--- Given entries Enclosed Below ---

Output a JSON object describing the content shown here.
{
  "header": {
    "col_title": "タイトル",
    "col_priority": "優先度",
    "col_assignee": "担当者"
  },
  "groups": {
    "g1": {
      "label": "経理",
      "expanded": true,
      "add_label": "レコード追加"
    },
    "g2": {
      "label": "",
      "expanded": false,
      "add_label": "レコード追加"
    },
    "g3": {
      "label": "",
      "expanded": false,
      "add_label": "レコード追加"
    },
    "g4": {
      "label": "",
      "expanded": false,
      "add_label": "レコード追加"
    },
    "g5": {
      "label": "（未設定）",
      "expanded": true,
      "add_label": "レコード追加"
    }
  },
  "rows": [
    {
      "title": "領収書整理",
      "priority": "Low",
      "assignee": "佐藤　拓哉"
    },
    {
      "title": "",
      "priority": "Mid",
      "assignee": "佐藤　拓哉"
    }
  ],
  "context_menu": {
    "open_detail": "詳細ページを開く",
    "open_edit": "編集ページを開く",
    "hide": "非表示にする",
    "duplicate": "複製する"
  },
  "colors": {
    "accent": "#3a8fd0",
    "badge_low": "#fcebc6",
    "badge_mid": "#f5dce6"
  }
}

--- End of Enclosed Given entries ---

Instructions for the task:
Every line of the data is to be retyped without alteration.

Solution to this exercise:
Output a JSON object describing the content shown here.
{
  "header": {
    "col_title": "タイトル",
    "col_priority": "優先度",
    "col_assignee": "担当者"
  },
  "groups": {
    "g1": {
      "label": "経理",
      "expanded": true,
      "add_label": "レコード追加"
    },
    "g2": {
      "label": "",
      "expanded": false,
      "add_label": "レコード追加"
    },
    "g3": {
      "label": "",
      "expanded": false,
      "add_label": "レコード追加"
    },
    "g4": {
      "label": "",
      "expanded": false,
      "add_label": "レコード追加"
    },
    "g5": {
      "label": "（未設定）",
      "expanded": true,
      "add_label": "レコード追加"
    }
  },
  "rows": [
    {
      "title": "領収書整理",
      "priority": "Low",
      "assignee": "佐藤　拓哉"
    },
    {
      "title": "",
      "priority": "Mid",
      "assignee": "佐藤　拓哉"
    }
  ],
  "context_menu": {
    "open_detail": "詳細ページを開く",
    "open_edit": "編集ページを開く",
    "hide": "非表示にする",
    "duplicate": "複製する"
  },
  "colors": {
    "accent": "#3a8fd0",
    "badge_low": "#fcebc6",
    "badge_mid": "#f5dce6"
  }
}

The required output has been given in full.